We tested the hypothesis that cross-bridge mechanisms of contraction differed in early postmenopausal women who did or did not receive hormone replacement therapy (HRT). Vastus lateralis biopsies were obtained from 17 postmenopausal women (49-57 years old), 8 of whom were on HRT for the previous 24 ± 5 months and 9 of whom were never on HRT. Electrophoresis and enzyme histochemistry revealed that fiber myosin heavy chain (MHC) isoform distribution, the cross-sectional area (CSA) of slow and fast fibers, and the relative CSA occupied by each, were similar for HRT and non-HRT groups. Single permeabilized fibers containing type IIa MHC had greater Ca2+ -activated peak specific force, unloaded shortening velocity, and peak power than fibers containing type I MHC, but in all cases the values for HRT and non-HRT groups were similar. In this cross-sectional study, we found no evidence that Ca2+ activated fiber function, MHC isoform distribution, or relative CSA occupied by slow and fast fibers differed between HRT and non-HRT groups.

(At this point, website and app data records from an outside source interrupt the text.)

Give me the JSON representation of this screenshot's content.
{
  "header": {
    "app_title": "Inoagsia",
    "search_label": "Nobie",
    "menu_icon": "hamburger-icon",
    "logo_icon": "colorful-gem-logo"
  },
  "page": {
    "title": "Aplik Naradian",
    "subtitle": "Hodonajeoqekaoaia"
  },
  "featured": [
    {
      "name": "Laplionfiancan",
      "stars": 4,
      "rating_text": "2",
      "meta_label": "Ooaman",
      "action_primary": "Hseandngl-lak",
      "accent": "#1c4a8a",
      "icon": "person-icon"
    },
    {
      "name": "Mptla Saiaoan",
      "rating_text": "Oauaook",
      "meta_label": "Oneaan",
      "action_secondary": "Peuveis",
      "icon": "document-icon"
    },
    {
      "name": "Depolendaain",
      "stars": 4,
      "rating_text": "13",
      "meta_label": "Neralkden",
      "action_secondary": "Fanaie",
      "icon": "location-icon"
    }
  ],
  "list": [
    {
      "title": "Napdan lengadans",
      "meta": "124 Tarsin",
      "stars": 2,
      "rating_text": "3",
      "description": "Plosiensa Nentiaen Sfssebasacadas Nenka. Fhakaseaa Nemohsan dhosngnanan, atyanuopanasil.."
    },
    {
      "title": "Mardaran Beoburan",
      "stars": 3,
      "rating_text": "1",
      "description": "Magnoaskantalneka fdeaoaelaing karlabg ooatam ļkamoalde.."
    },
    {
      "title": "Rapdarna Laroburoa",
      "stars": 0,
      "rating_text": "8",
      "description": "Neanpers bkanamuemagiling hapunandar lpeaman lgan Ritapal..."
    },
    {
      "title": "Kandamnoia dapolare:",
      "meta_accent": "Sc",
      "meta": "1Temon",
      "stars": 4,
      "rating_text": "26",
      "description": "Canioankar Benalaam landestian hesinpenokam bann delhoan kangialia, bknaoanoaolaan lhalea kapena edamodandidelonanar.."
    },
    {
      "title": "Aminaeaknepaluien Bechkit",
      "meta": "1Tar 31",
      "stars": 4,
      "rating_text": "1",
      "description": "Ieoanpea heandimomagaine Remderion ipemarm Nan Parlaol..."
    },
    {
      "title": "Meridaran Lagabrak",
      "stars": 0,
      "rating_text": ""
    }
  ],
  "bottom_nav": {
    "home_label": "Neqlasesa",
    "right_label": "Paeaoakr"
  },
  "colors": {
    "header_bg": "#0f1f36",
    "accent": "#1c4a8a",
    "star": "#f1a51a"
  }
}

Widrick, Jeffrey J., et al. “Morphological and Functional Characteristics of Skeletal Muscle Fibers from Hormone-Replaced and Nonreplaced Postmenopausal Women.” The Journals of Gerontology, Series A, vol. 58, no. 1, Jan. 2003, p. 3-10.